== Supplied data ==
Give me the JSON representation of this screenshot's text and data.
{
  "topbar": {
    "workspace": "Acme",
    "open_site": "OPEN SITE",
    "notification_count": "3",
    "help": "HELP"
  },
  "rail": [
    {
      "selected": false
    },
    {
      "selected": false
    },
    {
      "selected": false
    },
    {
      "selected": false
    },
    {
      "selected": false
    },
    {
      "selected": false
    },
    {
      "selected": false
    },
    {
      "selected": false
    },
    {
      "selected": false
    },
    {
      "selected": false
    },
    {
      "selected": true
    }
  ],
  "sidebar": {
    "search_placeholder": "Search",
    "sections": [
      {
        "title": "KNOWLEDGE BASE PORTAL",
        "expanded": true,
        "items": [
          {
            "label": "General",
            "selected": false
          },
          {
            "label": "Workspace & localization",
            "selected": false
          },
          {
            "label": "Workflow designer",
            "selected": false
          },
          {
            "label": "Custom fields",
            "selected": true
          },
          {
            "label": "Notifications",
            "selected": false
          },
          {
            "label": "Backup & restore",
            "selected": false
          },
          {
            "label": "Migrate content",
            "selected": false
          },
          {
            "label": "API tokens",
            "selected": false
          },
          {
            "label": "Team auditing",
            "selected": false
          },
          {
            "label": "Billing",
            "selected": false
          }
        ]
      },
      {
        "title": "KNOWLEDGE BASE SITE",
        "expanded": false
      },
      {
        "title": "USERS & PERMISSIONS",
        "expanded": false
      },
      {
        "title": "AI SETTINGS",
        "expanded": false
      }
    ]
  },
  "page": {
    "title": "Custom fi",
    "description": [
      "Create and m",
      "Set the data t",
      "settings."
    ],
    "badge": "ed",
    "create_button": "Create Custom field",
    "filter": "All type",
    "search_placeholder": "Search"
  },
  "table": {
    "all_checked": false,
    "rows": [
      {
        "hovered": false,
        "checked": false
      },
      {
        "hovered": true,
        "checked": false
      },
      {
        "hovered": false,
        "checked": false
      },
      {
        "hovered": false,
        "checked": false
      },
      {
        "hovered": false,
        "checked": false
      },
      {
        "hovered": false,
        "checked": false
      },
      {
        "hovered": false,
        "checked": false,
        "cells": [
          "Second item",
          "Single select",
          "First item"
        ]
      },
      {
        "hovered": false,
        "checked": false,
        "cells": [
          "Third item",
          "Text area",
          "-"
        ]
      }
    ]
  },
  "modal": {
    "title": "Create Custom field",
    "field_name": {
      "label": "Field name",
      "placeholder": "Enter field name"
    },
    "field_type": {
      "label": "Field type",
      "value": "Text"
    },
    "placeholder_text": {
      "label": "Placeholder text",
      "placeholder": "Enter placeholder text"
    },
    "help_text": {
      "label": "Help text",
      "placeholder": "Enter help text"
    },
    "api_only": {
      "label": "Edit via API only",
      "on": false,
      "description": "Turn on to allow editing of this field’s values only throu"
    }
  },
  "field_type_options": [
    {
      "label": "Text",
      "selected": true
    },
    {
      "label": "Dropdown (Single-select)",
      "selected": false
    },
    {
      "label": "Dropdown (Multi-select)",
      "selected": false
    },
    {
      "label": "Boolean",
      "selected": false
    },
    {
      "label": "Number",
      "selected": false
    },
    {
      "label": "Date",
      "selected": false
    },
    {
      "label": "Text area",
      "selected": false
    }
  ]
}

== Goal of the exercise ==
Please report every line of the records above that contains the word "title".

== Result of the task ==
        "title": "KNOWLEDGE BASE PORTAL",
        "title": "KNOWLEDGE BASE SITE",
        "title": "USERS & PERMISSIONS",
        "title": "AI SETTINGS",
    "title": "Custom fi",
    "title": "Create Custom field",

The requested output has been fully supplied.